* _Task brief_: Could you filter the records below and keep only the lines with the word "title"?

* _Records for the task_:
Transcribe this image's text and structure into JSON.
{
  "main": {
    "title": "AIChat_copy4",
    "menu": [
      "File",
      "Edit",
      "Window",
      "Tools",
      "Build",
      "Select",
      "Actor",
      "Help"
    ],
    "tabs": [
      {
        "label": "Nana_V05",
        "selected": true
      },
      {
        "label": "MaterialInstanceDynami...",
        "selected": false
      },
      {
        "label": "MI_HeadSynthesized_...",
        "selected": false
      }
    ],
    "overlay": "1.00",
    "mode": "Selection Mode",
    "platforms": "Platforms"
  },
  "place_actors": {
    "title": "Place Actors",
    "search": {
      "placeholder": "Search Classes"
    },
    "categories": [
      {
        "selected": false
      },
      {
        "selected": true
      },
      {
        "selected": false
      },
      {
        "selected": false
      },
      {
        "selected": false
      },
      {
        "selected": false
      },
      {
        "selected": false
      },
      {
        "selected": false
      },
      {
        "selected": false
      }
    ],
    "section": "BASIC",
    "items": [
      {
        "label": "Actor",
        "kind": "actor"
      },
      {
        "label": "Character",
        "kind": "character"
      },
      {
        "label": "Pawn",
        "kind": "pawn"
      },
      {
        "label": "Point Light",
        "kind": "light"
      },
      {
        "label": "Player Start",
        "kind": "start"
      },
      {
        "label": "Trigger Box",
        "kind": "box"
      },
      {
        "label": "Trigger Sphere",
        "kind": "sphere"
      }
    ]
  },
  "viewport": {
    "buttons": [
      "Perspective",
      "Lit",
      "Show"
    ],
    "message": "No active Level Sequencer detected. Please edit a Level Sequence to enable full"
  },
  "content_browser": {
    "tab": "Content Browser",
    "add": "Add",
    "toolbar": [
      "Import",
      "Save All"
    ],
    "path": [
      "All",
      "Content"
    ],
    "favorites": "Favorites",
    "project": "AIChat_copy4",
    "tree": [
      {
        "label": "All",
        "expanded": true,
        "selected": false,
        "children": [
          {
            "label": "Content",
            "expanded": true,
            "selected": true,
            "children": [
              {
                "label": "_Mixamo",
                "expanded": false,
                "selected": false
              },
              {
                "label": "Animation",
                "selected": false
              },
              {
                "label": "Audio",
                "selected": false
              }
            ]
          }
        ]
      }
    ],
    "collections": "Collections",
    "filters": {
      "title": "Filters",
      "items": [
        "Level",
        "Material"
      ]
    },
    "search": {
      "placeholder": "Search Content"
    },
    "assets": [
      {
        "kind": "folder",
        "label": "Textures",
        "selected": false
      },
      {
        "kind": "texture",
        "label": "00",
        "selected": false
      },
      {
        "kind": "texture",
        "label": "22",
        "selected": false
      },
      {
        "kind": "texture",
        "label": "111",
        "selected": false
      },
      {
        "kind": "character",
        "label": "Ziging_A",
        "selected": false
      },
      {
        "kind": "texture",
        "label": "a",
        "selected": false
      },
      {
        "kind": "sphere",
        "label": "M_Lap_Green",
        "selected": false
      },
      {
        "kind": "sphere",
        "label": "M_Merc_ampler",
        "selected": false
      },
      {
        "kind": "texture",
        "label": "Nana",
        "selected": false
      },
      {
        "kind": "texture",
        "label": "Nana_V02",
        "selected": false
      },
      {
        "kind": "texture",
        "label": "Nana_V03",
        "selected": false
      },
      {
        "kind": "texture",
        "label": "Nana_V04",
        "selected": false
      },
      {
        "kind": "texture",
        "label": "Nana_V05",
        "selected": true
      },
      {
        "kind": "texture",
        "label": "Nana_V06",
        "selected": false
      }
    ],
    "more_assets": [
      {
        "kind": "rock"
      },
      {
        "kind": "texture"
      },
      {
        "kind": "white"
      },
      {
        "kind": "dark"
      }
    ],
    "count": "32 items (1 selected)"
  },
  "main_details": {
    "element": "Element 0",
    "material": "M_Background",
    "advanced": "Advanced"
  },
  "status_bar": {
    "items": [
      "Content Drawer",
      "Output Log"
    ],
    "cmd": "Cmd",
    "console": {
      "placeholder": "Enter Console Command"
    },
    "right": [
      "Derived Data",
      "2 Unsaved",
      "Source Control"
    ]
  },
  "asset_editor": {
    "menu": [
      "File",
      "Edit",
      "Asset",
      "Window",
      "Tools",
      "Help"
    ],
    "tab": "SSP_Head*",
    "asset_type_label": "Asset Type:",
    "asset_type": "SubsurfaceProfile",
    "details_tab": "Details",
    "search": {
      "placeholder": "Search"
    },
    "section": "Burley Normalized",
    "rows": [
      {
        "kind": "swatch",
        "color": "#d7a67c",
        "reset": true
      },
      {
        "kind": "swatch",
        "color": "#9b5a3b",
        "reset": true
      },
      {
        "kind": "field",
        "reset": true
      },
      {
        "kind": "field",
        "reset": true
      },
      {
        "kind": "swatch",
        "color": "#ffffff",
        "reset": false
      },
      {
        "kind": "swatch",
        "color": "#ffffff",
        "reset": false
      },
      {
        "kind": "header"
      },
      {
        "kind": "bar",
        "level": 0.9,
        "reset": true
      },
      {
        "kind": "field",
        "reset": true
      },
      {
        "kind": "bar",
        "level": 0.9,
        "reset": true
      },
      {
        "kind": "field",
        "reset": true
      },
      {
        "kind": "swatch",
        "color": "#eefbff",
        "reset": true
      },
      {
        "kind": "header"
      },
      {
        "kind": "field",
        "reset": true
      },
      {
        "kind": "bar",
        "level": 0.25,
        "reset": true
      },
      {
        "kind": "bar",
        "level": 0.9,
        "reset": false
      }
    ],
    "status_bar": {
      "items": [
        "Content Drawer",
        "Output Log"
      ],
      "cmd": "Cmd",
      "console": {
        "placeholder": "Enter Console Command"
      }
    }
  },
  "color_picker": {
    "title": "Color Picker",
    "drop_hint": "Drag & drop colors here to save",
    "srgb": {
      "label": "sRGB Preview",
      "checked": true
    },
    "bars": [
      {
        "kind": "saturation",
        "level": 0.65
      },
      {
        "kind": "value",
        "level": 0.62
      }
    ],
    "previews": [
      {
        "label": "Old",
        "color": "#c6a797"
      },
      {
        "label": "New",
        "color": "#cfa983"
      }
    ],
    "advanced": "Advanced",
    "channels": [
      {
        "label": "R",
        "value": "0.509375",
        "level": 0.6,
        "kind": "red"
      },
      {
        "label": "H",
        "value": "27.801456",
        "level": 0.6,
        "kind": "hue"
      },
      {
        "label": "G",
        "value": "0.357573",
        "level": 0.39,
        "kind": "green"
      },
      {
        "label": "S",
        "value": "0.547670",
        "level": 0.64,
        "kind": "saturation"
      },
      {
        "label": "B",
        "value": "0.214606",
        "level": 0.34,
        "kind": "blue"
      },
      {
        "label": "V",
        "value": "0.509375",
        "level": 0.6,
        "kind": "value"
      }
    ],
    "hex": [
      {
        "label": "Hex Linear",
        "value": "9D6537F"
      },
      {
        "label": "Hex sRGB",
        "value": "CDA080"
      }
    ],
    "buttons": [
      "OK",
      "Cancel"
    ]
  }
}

* _Task response_:
    "title": "AIChat_copy4",
    "title": "Place Actors",
      "title": "Filters",
    "title": "Color Picker",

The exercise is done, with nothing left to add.